July 27, 2003
Brightly Colored Food, Small Worlds and Social Clouds
Met up with Chad Thornton of brightly colored food yesterday. Chad emailed me a few days back noting that
1 - we went to the same school
2 - he read this site
3 - he once played in a band with a business partner of mine
4 - he knew two of my cousins.
and of course we shared a similar interest in interface design. and I quickly learned he used to be roommates with a good friend of mine.
But some how we'd never met.
These sorts of dense interconnections never seize to fascinate me. At the same time though, I come to expect them, they are so common. You can never predict the specifics, but they occur with regularity no matter where I am. Small world.
Except that its not, we live in a huge world. 6 billion people we are told. And as interesting as the interconnections are, I'm getting more and more interested in the lines of separation.
Things like friendster make it more and more clear that we exist in large scale social networks of hundreds of thousands of people. I call them social clouds at the moment. But beware I use the term cloud, not to represent what these networks resemble, but the emphasize the amorphousness of our knowledge of the dynamics of these networks. If they even exist, their existence is somewhat unproven, the evidence is anecdotal and peripheral at the moment.
Now some of these clouds and clusterings are pretty easy to guess at. Geography and religion are age old forces creating large scale social networks. Organizations like universities and governments generate their own large scale clusters. In the internet age, shared interests is a pretty efficient creator of such groupings as well.
I'd hypothesize that social networks also are divided by more arbitrary and random reasons. An exchange program between two schools creates a social flow. A chance meeting between two consummate networkers leads to a blending of their social clouds. A short love affair between a high school guidance counselor and college admissions officer leads to tight connection between the social networks of the two schools. The same admissions officer however hates the smell of another high school counselor's perfume, and rift grows between the two clouds.

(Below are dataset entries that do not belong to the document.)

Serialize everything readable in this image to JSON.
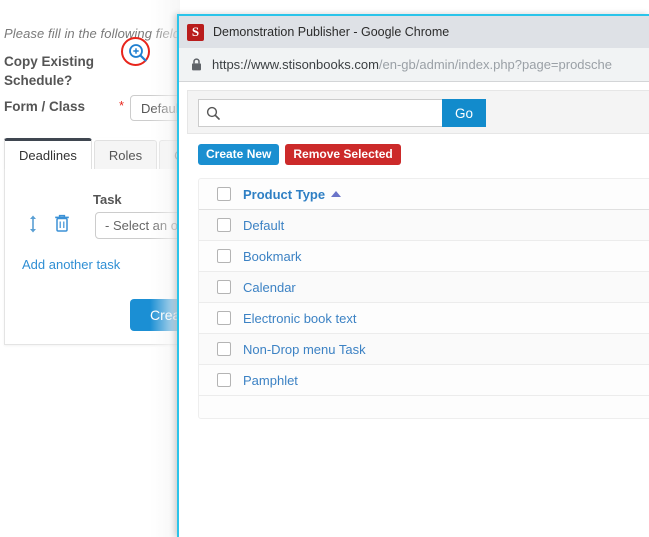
{
  "background_page": {
    "instructions": "Please fill in the following fields. C",
    "zoom_icon_name": "magnifier-zoom-in-icon",
    "copy_existing_label": "Copy Existing Schedule?",
    "form_class_label": "Form / Class",
    "required_marker": "*",
    "form_class_value": "Default",
    "tabs": [
      {
        "label": "Deadlines",
        "active": true
      },
      {
        "label": "Roles",
        "active": false
      },
      {
        "label": "Cos",
        "active": false
      }
    ],
    "task_column_header": "Task",
    "task_select_value": "- Select an op",
    "add_task_link": "Add another task",
    "create_button": "Creat",
    "annotation_color": "#e8251c",
    "accent_blue": "#1b8fd4"
  },
  "popup": {
    "window_title": "Demonstration Publisher - Google Chrome",
    "logo_letter": "S",
    "lock_icon_name": "padlock-secure-icon",
    "url_host": "https://www.stisonbooks.com",
    "url_path": "/en-gb/admin/index.php?page=prodsche",
    "border_color": "#2ac4ea",
    "search": {
      "value": "",
      "placeholder": "",
      "icon_name": "search-icon",
      "go_label": "Go"
    },
    "actions": {
      "create_new": "Create New",
      "remove_selected": "Remove Selected",
      "create_new_color": "#1a8fd0",
      "remove_selected_color": "#cc2a2a"
    },
    "table": {
      "column_header": "Product Type",
      "sort_direction": "ascending",
      "rows": [
        {
          "label": "Default"
        },
        {
          "label": "Bookmark"
        },
        {
          "label": "Calendar"
        },
        {
          "label": "Electronic book text"
        },
        {
          "label": "Non-Drop menu Task"
        },
        {
          "label": "Pamphlet"
        }
      ]
    }
  }
}
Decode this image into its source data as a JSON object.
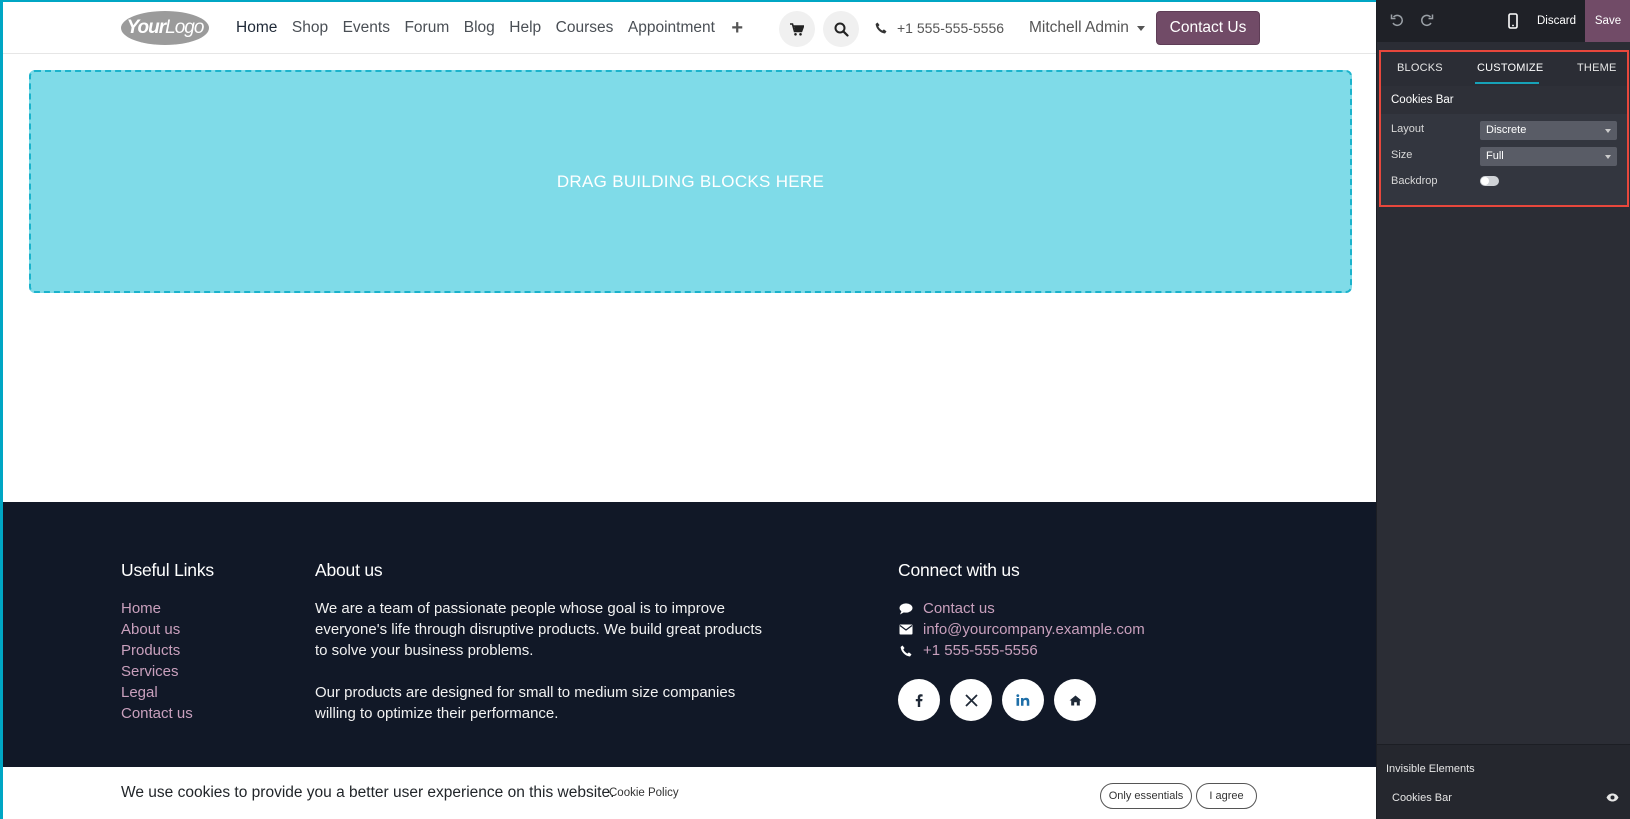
{
  "navbar": {
    "logo": {
      "part1": "Your",
      "part2": "Logo"
    },
    "links": [
      "Home",
      "Shop",
      "Events",
      "Forum",
      "Blog",
      "Help",
      "Courses",
      "Appointment"
    ],
    "active_link": "Home",
    "plus": "+",
    "phone": "+1 555-555-5556",
    "user": "Mitchell Admin",
    "contact_button": "Contact Us"
  },
  "dropzone": {
    "text": "DRAG BUILDING BLOCKS HERE"
  },
  "footer": {
    "useful_links": {
      "title": "Useful Links",
      "items": [
        "Home",
        "About us",
        "Products",
        "Services",
        "Legal",
        "Contact us"
      ]
    },
    "about": {
      "title": "About us",
      "para1": "We are a team of passionate people whose goal is to improve everyone's life through disruptive products. We build great products to solve your business problems.",
      "para2": "Our products are designed for small to medium size companies willing to optimize their performance."
    },
    "connect": {
      "title": "Connect with us",
      "contact": "Contact us",
      "email": "info@yourcompany.example.com",
      "phone": "+1 555-555-5556",
      "socials": [
        "facebook-icon",
        "x-icon",
        "linkedin-icon",
        "home-icon"
      ]
    }
  },
  "cookie_bar": {
    "message": "We use cookies to provide you a better user experience on this website.",
    "policy": "Cookie Policy",
    "only_essentials": "Only essentials",
    "agree": "I agree"
  },
  "editor": {
    "discard": "Discard",
    "save": "Save",
    "tabs": [
      "BLOCKS",
      "CUSTOMIZE",
      "THEME"
    ],
    "active_tab": "CUSTOMIZE",
    "section_title": "Cookies Bar",
    "options": {
      "layout_label": "Layout",
      "layout_value": "Discrete",
      "size_label": "Size",
      "size_value": "Full",
      "backdrop_label": "Backdrop",
      "backdrop_on": false
    },
    "invisible_title": "Invisible Elements",
    "invisible_item": "Cookies Bar"
  },
  "colors": {
    "brand": "#714b67",
    "highlight": "#e8473c",
    "accent": "#17a2b8",
    "footer_bg": "#111827",
    "dropzone_bg": "#7fdbe8"
  }
}
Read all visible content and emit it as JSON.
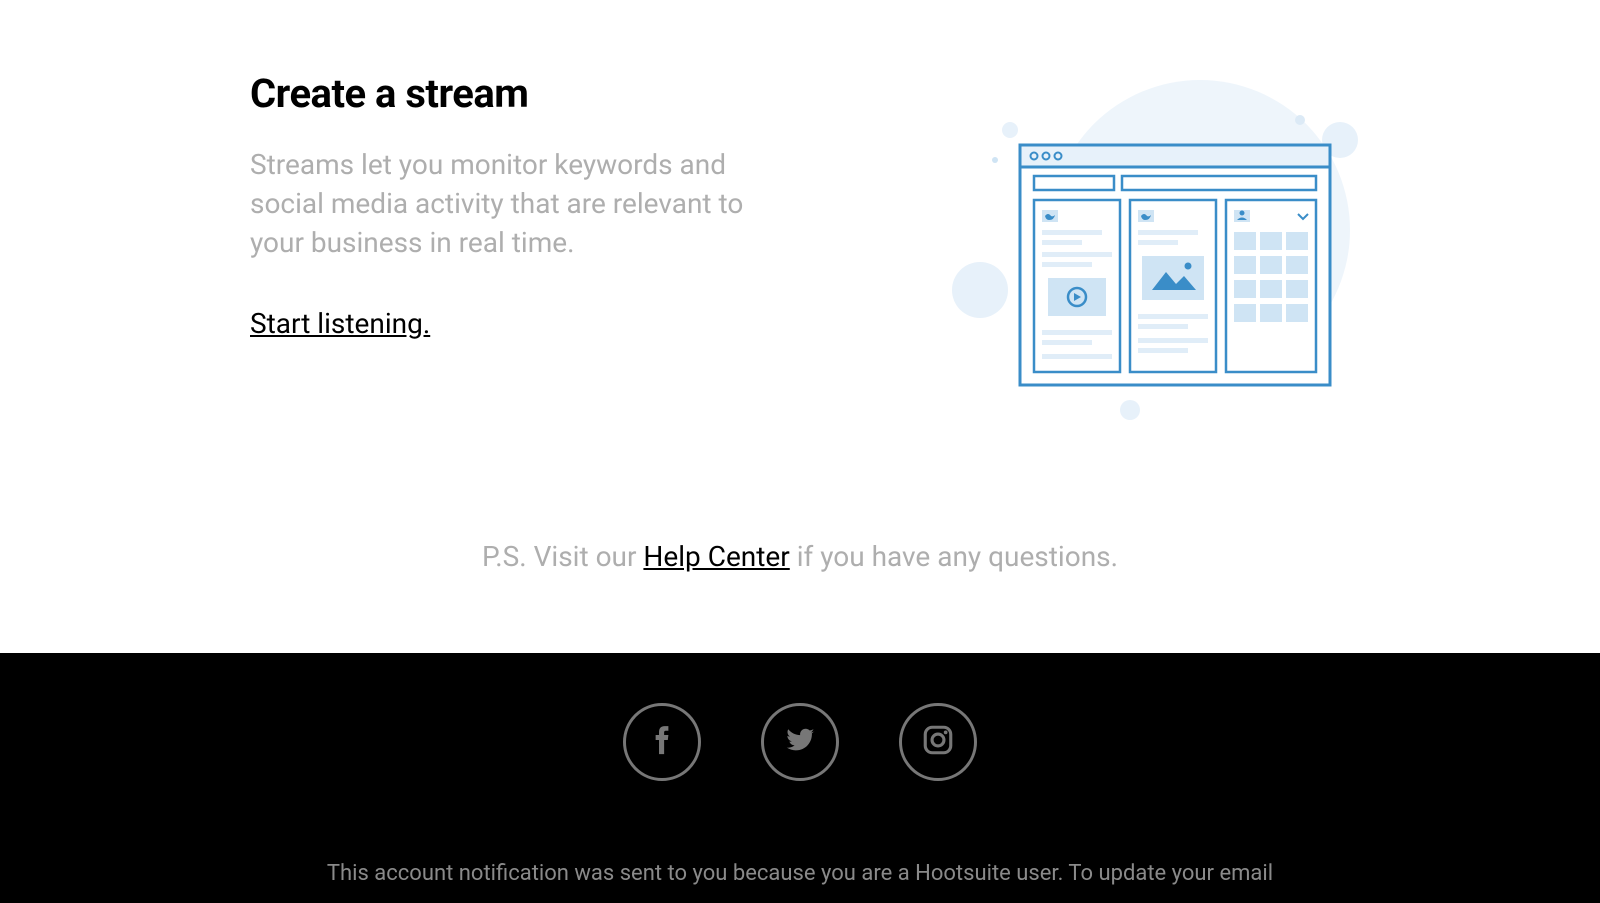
{
  "section": {
    "heading": "Create a stream",
    "description": "Streams let you monitor keywords and social media activity that are relevant to your business in real time.",
    "cta": "Start listening."
  },
  "ps": {
    "prefix": "P.S. Visit our ",
    "link_text": "Help Center",
    "suffix": " if you have any questions."
  },
  "footer": {
    "social": [
      "facebook",
      "twitter",
      "instagram"
    ],
    "notice": "This account notification was sent to you because you are a Hootsuite user. To update your email"
  },
  "colors": {
    "text_muted": "#aeaeae",
    "footer_bg": "#000000",
    "footer_text": "#8a8a8a",
    "illus_outline": "#3a8dc8",
    "illus_fill": "#e7f1fa"
  }
}
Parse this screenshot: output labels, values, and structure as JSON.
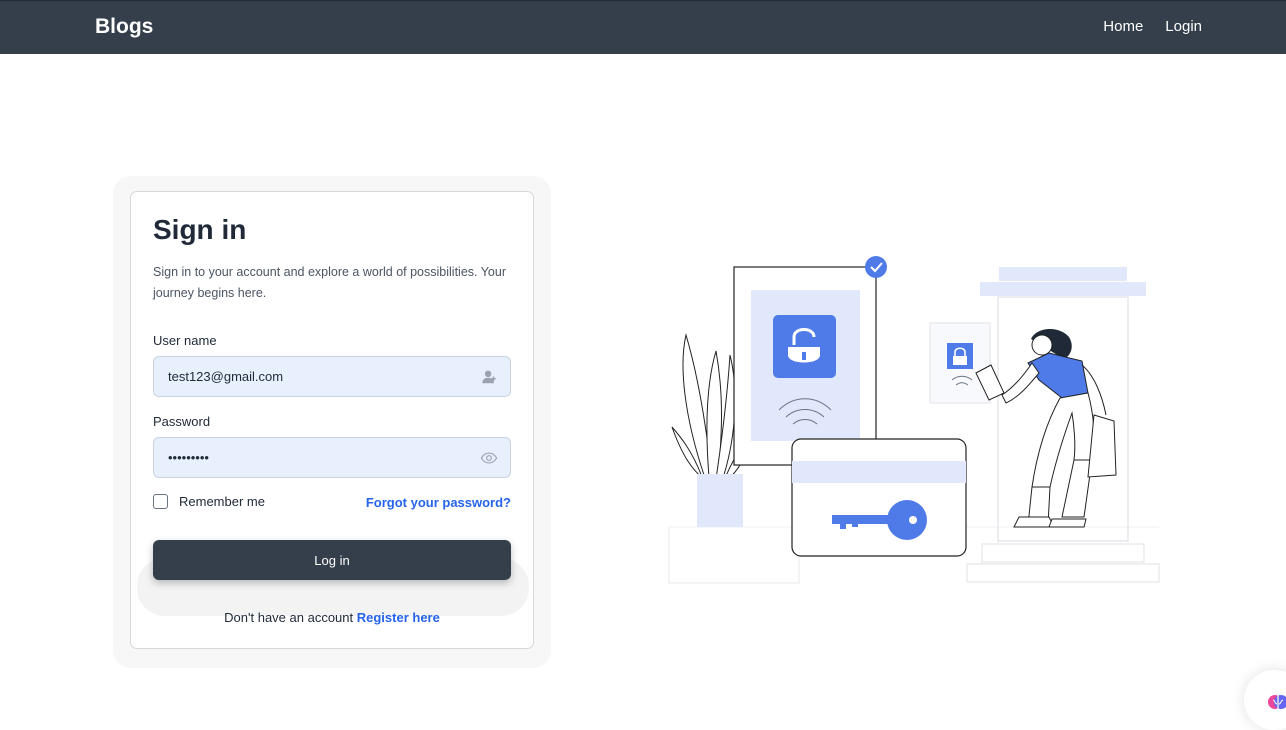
{
  "navbar": {
    "brand": "Blogs",
    "links": [
      {
        "label": "Home"
      },
      {
        "label": "Login"
      }
    ]
  },
  "signin": {
    "title": "Sign in",
    "subtitle": "Sign in to your account and explore a world of possibilities. Your journey begins here.",
    "username_label": "User name",
    "username_value": "test123@gmail.com",
    "password_label": "Password",
    "password_value": "password1",
    "remember_label": "Remember me",
    "forgot_label": "Forgot your password?",
    "login_label": "Log in",
    "register_prompt": "Don't have an account",
    "register_link": "Register here"
  },
  "icons": {
    "username": "user-plus-icon",
    "password": "eye-icon",
    "widget": "brain-icon"
  },
  "colors": {
    "navbar": "#343f4b",
    "accent": "#2563eb",
    "illustration_accent": "#4f7be8",
    "illustration_light": "#e2e8fb",
    "field_bg": "#e8f0fe"
  }
}
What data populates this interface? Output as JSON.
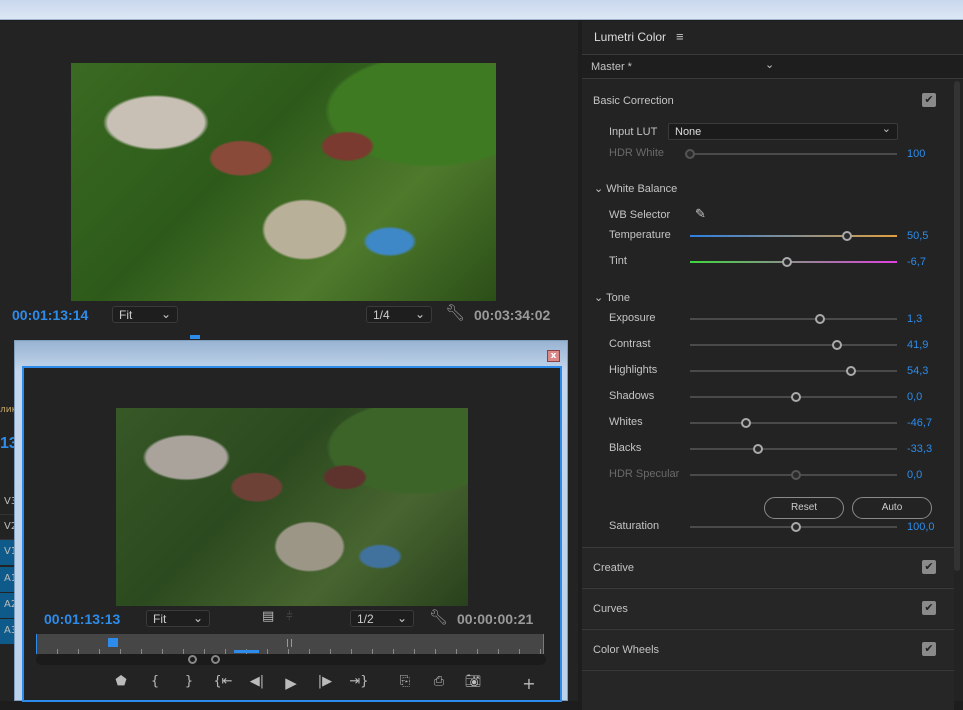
{
  "program": {
    "timecode": "00:01:13:14",
    "zoom": "Fit",
    "resolution": "1/4",
    "duration": "00:03:34:02"
  },
  "source": {
    "timecode": "00:01:13:13",
    "zoom": "Fit",
    "resolution": "1/2",
    "duration": "00:00:00:21",
    "close": "x",
    "playhead_fraction": 0.14
  },
  "timeline": {
    "label_partial": "лик",
    "timecode_partial": "13",
    "tracks": [
      "V3",
      "V2",
      "V1",
      "A1",
      "A2",
      "A3"
    ]
  },
  "lumetri": {
    "title": "Lumetri Color",
    "menu": "≡",
    "clip": "Master *",
    "basic": {
      "title": "Basic Correction",
      "input_lut_label": "Input LUT",
      "input_lut": "None",
      "hdr_white": {
        "label": "HDR White",
        "value": "100",
        "pos": 0
      },
      "white_balance": "White Balance",
      "wb_selector": "WB Selector",
      "temperature": {
        "label": "Temperature",
        "value": "50,5",
        "pos": 0.76
      },
      "tint": {
        "label": "Tint",
        "value": "-6,7",
        "pos": 0.47
      },
      "tone": "Tone",
      "sliders": [
        {
          "label": "Exposure",
          "value": "1,3",
          "pos": 0.63
        },
        {
          "label": "Contrast",
          "value": "41,9",
          "pos": 0.71
        },
        {
          "label": "Highlights",
          "value": "54,3",
          "pos": 0.78
        },
        {
          "label": "Shadows",
          "value": "0,0",
          "pos": 0.51
        },
        {
          "label": "Whites",
          "value": "-46,7",
          "pos": 0.27
        },
        {
          "label": "Blacks",
          "value": "-33,3",
          "pos": 0.33
        }
      ],
      "hdr_specular": {
        "label": "HDR Specular",
        "value": "0,0",
        "pos": 0.51
      },
      "reset": "Reset",
      "auto": "Auto",
      "saturation": {
        "label": "Saturation",
        "value": "100,0",
        "pos": 0.51
      }
    },
    "sections": [
      "Creative",
      "Curves",
      "Color Wheels"
    ]
  }
}
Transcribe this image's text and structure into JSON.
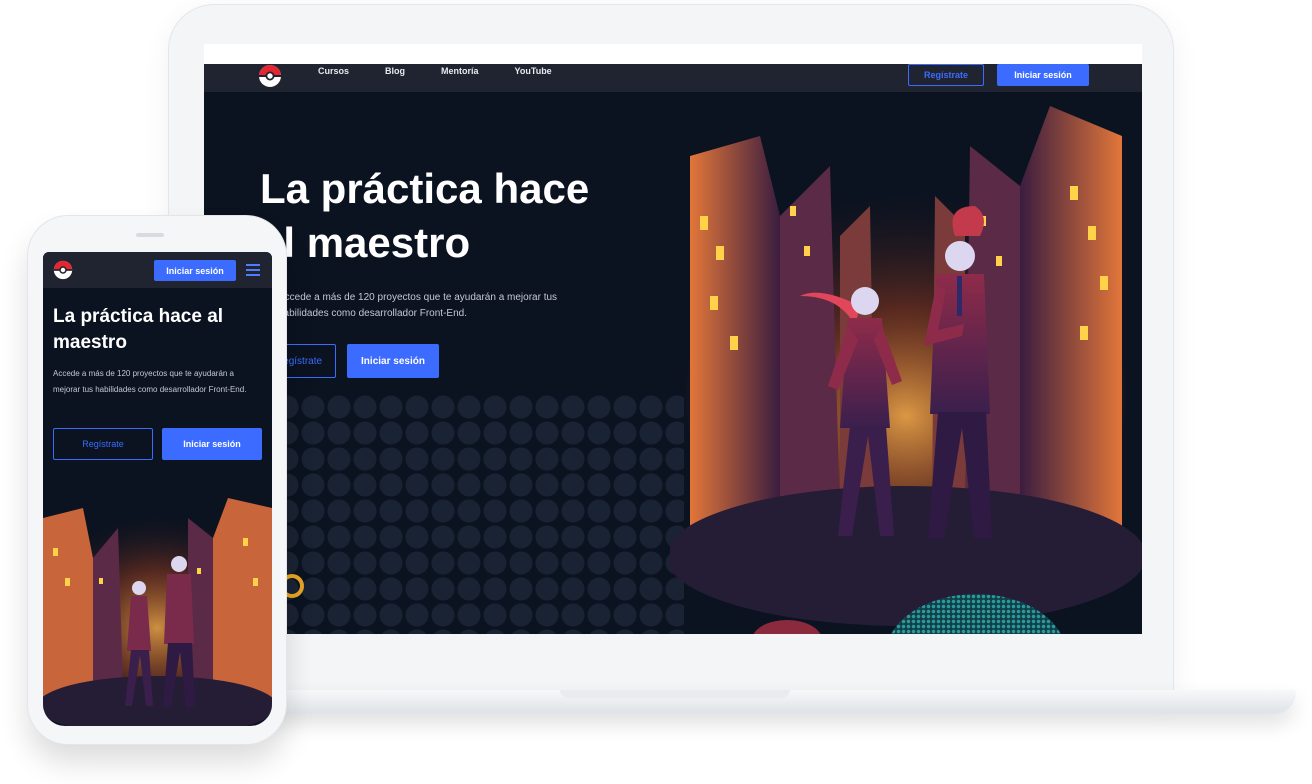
{
  "desktop": {
    "nav": {
      "links": [
        "Cursos",
        "Blog",
        "Mentoría",
        "YouTube"
      ],
      "register_label": "Regístrate",
      "login_label": "Iniciar sesión"
    },
    "hero": {
      "title_line1": "La práctica hace",
      "title_line2": "al maestro",
      "subtitle_line1": "Accede a más de 120 proyectos que te ayudarán a mejorar tus",
      "subtitle_line2": "habilidades como desarrollador Front-End.",
      "register_label": "Regístrate",
      "login_label": "Iniciar sesión"
    }
  },
  "mobile": {
    "nav": {
      "login_label": "Iniciar sesión"
    },
    "hero": {
      "title": "La práctica hace al maestro",
      "subtitle": "Accede a más de 120 proyectos que te ayudarán a mejorar tus habilidades como desarrollador Front-End.",
      "register_label": "Regístrate",
      "login_label": "Iniciar sesión"
    }
  },
  "colors": {
    "accent": "#3b6cff",
    "background": "#0b1220",
    "nav": "#1f2430"
  },
  "icons": {
    "logo": "pokeball-icon",
    "menu": "hamburger-menu-icon"
  }
}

Two people with similar backgrounds and education might live blocks apart, but drift through very different clouds. A meme might percolate through one cloud a year before the other, despite both clouds being in the same target market. Just as we find surprising connections between people I suspect we'll find the disconnects are just as surprising...Posted by Abe at July 27, 2003 01:49 PM